Your answer should reproduce the full set of records exactly as given.
Start of The data
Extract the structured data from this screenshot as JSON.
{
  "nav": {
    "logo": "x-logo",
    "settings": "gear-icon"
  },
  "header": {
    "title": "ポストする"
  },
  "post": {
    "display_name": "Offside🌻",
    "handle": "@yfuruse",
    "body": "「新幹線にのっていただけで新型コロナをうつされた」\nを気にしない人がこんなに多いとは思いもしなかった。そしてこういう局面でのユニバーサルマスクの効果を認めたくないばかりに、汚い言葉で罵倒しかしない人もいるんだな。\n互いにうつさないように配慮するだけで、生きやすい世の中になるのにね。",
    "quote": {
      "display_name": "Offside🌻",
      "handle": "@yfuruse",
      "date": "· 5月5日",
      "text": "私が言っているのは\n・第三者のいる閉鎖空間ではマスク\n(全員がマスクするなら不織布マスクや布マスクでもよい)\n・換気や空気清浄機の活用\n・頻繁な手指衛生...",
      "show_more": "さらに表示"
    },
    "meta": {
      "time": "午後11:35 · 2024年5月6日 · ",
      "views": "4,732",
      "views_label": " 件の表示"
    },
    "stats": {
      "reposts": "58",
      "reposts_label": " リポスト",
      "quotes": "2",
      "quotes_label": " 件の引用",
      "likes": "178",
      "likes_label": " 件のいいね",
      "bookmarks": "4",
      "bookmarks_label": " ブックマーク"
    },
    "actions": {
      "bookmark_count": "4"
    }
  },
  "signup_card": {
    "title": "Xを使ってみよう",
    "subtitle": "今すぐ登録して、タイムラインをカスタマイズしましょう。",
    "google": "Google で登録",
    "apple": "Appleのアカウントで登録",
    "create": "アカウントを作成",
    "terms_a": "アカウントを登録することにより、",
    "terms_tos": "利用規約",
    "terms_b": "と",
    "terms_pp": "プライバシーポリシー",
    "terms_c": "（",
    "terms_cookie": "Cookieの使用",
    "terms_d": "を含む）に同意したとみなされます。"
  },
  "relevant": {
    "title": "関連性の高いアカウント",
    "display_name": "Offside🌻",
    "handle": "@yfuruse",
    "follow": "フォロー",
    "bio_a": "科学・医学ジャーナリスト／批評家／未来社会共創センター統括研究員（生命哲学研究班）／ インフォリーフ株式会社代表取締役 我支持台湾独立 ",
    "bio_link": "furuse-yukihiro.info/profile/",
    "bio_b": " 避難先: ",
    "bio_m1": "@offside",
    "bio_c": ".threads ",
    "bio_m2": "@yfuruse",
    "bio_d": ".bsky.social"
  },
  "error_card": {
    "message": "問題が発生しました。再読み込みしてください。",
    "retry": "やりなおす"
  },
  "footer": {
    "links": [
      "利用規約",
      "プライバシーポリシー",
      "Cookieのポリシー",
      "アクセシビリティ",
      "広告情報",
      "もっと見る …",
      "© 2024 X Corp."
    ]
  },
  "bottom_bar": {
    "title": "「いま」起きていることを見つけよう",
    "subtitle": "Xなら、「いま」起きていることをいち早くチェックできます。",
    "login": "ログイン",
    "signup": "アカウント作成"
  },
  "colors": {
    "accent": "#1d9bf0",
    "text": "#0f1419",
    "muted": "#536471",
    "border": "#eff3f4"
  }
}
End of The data
Completed exercise:
Extract the structured data from this screenshot as JSON.
{
  "nav": {
    "logo": "x-logo",
    "settings": "gear-icon"
  },
  "header": {
    "title": "ポストする"
  },
  "post": {
    "display_name": "Offside🌻",
    "handle": "@yfuruse",
    "body": "「新幹線にのっていただけで新型コロナをうつされた」\nを気にしない人がこんなに多いとは思いもしなかった。そしてこういう局面でのユニバーサルマスクの効果を認めたくないばかりに、汚い言葉で罵倒しかしない人もいるんだな。\n互いにうつさないように配慮するだけで、生きやすい世の中になるのにね。",
    "quote": {
      "display_name": "Offside🌻",
      "handle": "@yfuruse",
      "date": "· 5月5日",
      "text": "私が言っているのは\n・第三者のいる閉鎖空間ではマスク\n(全員がマスクするなら不織布マスクや布マスクでもよい)\n・換気や空気清浄機の活用\n・頻繁な手指衛生...",
      "show_more": "さらに表示"
    },
    "meta": {
      "time": "午後11:35 · 2024年5月6日 · ",
      "views": "4,732",
      "views_label": " 件の表示"
    },
    "stats": {
      "reposts": "58",
      "reposts_label": " リポスト",
      "quotes": "2",
      "quotes_label": " 件の引用",
      "likes": "178",
      "likes_label": " 件のいいね",
      "bookmarks": "4",
      "bookmarks_label": " ブックマーク"
    },
    "actions": {
      "bookmark_count": "4"
    }
  },
  "signup_card": {
    "title": "Xを使ってみよう",
    "subtitle": "今すぐ登録して、タイムラインをカスタマイズしましょう。",
    "google": "Google で登録",
    "apple": "Appleのアカウントで登録",
    "create": "アカウントを作成",
    "terms_a": "アカウントを登録することにより、",
    "terms_tos": "利用規約",
    "terms_b": "と",
    "terms_pp": "プライバシーポリシー",
    "terms_c": "（",
    "terms_cookie": "Cookieの使用",
    "terms_d": "を含む）に同意したとみなされます。"
  },
  "relevant": {
    "title": "関連性の高いアカウント",
    "display_name": "Offside🌻",
    "handle": "@yfuruse",
    "follow": "フォロー",
    "bio_a": "科学・医学ジャーナリスト／批評家／未来社会共創センター統括研究員（生命哲学研究班）／ インフォリーフ株式会社代表取締役 我支持台湾独立 ",
    "bio_link": "furuse-yukihiro.info/profile/",
    "bio_b": " 避難先: ",
    "bio_m1": "@offside",
    "bio_c": ".threads ",
    "bio_m2": "@yfuruse",
    "bio_d": ".bsky.social"
  },
  "error_card": {
    "message": "問題が発生しました。再読み込みしてください。",
    "retry": "やりなおす"
  },
  "footer": {
    "links": [
      "利用規約",
      "プライバシーポリシー",
      "Cookieのポリシー",
      "アクセシビリティ",
      "広告情報",
      "もっと見る …",
      "© 2024 X Corp."
    ]
  },
  "bottom_bar": {
    "title": "「いま」起きていることを見つけよう",
    "subtitle": "Xなら、「いま」起きていることをいち早くチェックできます。",
    "login": "ログイン",
    "signup": "アカウント作成"
  },
  "colors": {
    "accent": "#1d9bf0",
    "text": "#0f1419",
    "muted": "#536471",
    "border": "#eff3f4"
  }
}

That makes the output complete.